(Entries from a dataset of interfaces)
_ _ _ _ _ _ _
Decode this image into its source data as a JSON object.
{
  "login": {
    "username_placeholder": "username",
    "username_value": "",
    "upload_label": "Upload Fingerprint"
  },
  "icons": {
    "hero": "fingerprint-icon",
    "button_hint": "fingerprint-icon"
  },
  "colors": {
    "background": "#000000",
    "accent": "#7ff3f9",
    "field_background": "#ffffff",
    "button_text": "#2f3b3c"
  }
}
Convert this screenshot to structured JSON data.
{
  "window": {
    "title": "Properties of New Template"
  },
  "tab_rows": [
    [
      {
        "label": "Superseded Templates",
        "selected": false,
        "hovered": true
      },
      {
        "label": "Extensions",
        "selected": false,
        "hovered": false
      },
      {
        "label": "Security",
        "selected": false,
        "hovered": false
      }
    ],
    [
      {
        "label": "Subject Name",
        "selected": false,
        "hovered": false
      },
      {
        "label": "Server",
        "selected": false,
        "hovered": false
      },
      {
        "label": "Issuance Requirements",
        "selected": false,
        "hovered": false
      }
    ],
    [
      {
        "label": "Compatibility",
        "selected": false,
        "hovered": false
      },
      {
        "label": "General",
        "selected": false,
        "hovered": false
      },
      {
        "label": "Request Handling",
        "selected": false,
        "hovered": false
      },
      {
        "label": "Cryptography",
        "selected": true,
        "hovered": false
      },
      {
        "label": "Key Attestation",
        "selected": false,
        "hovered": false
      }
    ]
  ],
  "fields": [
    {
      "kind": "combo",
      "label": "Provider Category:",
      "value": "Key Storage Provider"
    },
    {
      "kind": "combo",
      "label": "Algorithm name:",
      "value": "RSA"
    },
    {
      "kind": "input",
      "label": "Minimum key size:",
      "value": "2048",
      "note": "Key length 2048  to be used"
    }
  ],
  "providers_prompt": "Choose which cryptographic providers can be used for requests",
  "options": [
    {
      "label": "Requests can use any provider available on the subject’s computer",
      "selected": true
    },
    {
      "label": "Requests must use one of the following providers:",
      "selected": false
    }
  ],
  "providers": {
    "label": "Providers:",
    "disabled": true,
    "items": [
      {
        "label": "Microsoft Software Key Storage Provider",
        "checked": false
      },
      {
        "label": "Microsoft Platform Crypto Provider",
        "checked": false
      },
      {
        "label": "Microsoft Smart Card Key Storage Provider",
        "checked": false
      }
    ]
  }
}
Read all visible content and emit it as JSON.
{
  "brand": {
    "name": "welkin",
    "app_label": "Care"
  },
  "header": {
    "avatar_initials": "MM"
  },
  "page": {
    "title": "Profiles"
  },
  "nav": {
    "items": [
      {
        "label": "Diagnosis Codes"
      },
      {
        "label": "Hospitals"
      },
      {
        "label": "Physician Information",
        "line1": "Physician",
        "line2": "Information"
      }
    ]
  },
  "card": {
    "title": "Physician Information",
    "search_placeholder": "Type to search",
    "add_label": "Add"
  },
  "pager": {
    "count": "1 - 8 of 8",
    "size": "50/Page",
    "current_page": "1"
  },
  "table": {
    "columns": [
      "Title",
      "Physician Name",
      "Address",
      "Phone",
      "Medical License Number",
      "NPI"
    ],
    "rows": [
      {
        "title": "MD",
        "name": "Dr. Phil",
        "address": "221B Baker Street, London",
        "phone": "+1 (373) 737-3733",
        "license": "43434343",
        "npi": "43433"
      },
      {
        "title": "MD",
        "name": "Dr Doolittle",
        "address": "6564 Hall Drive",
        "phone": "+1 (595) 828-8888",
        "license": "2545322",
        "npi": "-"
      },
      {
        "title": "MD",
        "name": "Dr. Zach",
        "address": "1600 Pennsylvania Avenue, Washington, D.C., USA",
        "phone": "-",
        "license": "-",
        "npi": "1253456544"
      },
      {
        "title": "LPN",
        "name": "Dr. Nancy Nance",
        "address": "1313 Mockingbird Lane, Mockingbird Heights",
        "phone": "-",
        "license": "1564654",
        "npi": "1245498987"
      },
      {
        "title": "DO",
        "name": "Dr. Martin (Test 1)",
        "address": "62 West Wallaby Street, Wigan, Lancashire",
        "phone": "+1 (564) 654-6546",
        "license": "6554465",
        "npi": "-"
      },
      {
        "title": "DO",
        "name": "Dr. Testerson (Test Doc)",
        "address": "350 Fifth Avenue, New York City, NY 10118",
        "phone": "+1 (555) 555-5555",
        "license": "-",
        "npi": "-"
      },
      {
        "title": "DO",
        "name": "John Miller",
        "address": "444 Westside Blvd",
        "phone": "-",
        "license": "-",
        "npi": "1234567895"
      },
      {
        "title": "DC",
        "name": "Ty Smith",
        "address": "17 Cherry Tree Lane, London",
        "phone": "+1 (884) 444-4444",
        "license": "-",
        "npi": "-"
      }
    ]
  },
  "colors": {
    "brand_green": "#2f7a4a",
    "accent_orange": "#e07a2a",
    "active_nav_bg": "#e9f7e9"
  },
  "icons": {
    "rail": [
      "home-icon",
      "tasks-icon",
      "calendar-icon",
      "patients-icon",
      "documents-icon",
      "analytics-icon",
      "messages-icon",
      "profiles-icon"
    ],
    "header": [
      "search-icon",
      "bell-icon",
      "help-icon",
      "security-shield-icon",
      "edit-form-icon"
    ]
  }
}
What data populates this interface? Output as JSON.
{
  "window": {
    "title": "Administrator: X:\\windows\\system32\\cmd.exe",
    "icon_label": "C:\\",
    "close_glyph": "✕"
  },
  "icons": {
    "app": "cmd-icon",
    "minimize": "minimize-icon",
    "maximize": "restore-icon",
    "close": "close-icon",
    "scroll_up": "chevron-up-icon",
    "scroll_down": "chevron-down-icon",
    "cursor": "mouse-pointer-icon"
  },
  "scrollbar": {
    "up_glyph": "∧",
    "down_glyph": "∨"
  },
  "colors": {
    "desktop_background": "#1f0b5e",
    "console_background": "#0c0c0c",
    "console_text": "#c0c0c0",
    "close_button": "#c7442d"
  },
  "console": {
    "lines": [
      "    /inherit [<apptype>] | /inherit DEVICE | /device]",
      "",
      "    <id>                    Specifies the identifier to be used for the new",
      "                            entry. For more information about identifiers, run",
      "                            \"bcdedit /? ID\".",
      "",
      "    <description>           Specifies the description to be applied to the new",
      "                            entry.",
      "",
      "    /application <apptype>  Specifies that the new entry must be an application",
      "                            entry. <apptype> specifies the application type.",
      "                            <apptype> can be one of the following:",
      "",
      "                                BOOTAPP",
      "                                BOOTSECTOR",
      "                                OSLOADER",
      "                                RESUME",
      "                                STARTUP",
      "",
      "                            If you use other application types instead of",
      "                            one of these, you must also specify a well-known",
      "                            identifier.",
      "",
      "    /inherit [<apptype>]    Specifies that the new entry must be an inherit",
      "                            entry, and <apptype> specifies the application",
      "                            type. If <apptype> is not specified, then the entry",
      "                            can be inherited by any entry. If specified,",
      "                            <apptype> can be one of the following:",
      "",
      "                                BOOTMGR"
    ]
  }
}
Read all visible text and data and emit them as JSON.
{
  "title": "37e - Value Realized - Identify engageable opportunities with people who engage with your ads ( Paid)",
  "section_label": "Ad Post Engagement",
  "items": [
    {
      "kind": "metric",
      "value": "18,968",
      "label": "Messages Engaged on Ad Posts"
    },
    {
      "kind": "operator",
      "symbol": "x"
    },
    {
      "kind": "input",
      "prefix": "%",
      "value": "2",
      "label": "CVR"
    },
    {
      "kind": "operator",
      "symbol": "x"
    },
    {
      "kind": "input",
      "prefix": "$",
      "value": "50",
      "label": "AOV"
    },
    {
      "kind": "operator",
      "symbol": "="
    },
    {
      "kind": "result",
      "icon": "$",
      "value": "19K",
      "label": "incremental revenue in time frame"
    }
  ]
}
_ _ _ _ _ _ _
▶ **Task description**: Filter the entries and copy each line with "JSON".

▶ **Exercise result**:
Decode this image into its source data as a JSON object.
Convert this screenshot to structured JSON data.
Read all visible content and emit it as JSON.
What data populates this interface? Output as JSON.
Read all visible text and data and emit them as JSON.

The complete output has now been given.